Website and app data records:

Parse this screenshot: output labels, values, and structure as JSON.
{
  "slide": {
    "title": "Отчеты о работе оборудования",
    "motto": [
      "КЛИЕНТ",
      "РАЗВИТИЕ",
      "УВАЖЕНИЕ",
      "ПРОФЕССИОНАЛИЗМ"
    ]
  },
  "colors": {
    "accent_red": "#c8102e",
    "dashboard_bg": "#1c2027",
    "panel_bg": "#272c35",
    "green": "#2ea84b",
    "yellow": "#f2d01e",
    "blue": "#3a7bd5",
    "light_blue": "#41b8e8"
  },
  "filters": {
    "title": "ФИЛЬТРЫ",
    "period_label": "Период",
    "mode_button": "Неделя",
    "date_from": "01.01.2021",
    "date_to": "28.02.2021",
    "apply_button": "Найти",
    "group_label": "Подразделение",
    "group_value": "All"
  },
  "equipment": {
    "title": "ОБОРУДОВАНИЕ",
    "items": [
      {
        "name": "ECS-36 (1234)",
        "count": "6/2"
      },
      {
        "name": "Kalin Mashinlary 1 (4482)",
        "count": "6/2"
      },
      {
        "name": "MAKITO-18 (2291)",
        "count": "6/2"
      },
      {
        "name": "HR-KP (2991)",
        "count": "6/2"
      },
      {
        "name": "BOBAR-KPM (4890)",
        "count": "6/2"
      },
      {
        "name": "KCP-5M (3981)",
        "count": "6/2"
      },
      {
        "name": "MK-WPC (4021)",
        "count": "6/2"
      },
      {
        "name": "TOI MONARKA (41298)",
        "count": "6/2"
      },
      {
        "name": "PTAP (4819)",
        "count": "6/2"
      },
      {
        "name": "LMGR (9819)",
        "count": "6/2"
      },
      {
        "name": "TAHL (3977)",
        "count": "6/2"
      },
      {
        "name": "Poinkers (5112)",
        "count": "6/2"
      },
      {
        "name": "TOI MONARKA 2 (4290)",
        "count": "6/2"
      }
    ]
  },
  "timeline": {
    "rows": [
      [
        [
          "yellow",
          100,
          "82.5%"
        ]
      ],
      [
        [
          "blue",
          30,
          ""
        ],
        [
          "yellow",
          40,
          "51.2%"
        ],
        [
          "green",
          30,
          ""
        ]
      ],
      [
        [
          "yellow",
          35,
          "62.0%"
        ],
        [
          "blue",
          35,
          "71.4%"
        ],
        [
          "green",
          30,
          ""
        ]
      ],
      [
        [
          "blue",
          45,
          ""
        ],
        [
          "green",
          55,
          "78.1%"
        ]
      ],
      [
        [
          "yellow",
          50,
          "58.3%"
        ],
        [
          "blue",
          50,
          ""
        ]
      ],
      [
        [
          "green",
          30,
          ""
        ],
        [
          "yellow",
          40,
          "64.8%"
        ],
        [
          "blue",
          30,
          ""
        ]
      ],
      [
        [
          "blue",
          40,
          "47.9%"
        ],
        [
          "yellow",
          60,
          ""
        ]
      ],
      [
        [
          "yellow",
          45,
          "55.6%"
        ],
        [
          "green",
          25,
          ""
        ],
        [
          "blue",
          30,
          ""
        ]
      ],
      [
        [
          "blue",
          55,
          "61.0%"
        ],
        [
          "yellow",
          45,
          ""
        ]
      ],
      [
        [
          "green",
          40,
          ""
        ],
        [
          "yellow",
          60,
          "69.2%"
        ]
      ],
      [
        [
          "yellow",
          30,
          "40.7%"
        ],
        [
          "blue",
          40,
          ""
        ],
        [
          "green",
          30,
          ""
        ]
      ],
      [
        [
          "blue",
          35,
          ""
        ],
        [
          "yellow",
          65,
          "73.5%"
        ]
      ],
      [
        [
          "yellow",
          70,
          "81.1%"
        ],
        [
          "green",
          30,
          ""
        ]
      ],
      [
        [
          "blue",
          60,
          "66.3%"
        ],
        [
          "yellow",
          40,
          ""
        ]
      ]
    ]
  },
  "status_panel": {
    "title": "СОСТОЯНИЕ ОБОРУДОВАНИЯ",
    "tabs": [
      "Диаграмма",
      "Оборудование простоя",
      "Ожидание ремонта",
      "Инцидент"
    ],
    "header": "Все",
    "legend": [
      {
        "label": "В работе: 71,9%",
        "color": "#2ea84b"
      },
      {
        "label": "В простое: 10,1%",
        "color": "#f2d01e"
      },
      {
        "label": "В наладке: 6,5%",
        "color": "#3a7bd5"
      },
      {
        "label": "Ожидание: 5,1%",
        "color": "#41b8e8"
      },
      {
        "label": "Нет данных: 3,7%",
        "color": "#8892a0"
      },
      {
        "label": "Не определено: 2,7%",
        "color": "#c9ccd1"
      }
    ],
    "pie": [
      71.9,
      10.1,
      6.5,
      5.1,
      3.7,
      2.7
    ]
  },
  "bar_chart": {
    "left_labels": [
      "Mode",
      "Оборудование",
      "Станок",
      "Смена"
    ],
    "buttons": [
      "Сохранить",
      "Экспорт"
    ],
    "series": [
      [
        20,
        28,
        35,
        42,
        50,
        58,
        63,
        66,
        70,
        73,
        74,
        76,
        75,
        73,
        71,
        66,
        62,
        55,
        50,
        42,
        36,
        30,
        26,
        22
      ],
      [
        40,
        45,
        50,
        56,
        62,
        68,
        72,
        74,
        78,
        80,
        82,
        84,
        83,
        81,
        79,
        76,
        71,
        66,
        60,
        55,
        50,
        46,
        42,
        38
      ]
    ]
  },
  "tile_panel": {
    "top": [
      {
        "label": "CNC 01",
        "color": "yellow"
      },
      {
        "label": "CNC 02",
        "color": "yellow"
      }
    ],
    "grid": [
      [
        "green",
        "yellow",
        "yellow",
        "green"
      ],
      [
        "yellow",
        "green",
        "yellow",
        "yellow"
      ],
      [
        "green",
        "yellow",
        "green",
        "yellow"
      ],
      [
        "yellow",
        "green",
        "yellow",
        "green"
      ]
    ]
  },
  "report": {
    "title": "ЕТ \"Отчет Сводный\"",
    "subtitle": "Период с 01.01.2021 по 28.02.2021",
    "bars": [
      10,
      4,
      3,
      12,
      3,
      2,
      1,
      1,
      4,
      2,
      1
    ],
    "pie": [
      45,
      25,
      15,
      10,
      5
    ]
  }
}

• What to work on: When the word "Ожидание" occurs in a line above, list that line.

• Exercise response:
      "Ожидание ремонта",
        "label": "Ожидание: 5,1%",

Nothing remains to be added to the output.